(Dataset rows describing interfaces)
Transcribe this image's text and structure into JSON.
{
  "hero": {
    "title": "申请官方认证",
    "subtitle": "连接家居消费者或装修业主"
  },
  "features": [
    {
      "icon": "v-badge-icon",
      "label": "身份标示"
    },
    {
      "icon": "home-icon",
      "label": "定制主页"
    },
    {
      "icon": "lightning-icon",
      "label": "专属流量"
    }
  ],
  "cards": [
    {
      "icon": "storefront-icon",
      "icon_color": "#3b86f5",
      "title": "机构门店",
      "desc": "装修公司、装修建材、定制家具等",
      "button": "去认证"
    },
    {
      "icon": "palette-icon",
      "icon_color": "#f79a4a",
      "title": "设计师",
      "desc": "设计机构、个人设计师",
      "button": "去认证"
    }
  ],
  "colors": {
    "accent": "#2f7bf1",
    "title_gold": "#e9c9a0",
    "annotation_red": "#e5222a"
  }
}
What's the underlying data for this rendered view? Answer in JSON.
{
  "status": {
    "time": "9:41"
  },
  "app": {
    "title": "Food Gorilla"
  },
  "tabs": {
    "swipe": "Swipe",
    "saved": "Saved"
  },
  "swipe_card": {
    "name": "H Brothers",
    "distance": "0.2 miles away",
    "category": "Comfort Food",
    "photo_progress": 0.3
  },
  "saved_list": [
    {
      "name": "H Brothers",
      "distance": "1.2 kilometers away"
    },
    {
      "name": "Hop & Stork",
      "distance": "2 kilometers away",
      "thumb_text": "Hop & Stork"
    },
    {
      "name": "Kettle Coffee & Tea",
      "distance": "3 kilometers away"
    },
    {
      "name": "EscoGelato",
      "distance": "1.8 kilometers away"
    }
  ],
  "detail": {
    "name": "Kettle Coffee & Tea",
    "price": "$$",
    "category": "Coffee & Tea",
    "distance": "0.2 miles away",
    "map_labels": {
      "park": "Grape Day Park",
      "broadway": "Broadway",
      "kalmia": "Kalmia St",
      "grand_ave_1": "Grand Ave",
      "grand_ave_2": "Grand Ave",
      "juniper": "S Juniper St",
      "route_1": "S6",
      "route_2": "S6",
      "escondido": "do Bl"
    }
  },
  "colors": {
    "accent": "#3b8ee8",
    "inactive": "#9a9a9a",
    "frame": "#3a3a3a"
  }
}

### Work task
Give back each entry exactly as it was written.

### Output for this exercise
Transcribe this image's text and structure into JSON.
{
  "hero": {
    "title": "申请官方认证",
    "subtitle": "连接家居消费者或装修业主"
  },
  "features": [
    {
      "icon": "v-badge-icon",
      "label": "身份标示"
    },
    {
      "icon": "home-icon",
      "label": "定制主页"
    },
    {
      "icon": "lightning-icon",
      "label": "专属流量"
    }
  ],
  "cards": [
    {
      "icon": "storefront-icon",
      "icon_color": "#3b86f5",
      "title": "机构门店",
      "desc": "装修公司、装修建材、定制家具等",
      "button": "去认证"
    },
    {
      "icon": "palette-icon",
      "icon_color": "#f79a4a",
      "title": "设计师",
      "desc": "设计机构、个人设计师",
      "button": "去认证"
    }
  ],
  "colors": {
    "accent": "#2f7bf1",
    "title_gold": "#e9c9a0",
    "annotation_red": "#e5222a"
  }
}
What's the underlying data for this rendered view? Answer in JSON.
{
  "status": {
    "time": "9:41"
  },
  "app": {
    "title": "Food Gorilla"
  },
  "tabs": {
    "swipe": "Swipe",
    "saved": "Saved"
  },
  "swipe_card": {
    "name": "H Brothers",
    "distance": "0.2 miles away",
    "category": "Comfort Food",
    "photo_progress": 0.3
  },
  "saved_list": [
    {
      "name": "H Brothers",
      "distance": "1.2 kilometers away"
    },
    {
      "name": "Hop & Stork",
      "distance": "2 kilometers away",
      "thumb_text": "Hop & Stork"
    },
    {
      "name": "Kettle Coffee & Tea",
      "distance": "3 kilometers away"
    },
    {
      "name": "EscoGelato",
      "distance": "1.8 kilometers away"
    }
  ],
  "detail": {
    "name": "Kettle Coffee & Tea",
    "price": "$$",
    "category": "Coffee & Tea",
    "distance": "0.2 miles away",
    "map_labels": {
      "park": "Grape Day Park",
      "broadway": "Broadway",
      "kalmia": "Kalmia St",
      "grand_ave_1": "Grand Ave",
      "grand_ave_2": "Grand Ave",
      "juniper": "S Juniper St",
      "route_1": "S6",
      "route_2": "S6",
      "escondido": "do Bl"
    }
  },
  "colors": {
    "accent": "#3b8ee8",
    "inactive": "#9a9a9a",
    "frame": "#3a3a3a"
  }
}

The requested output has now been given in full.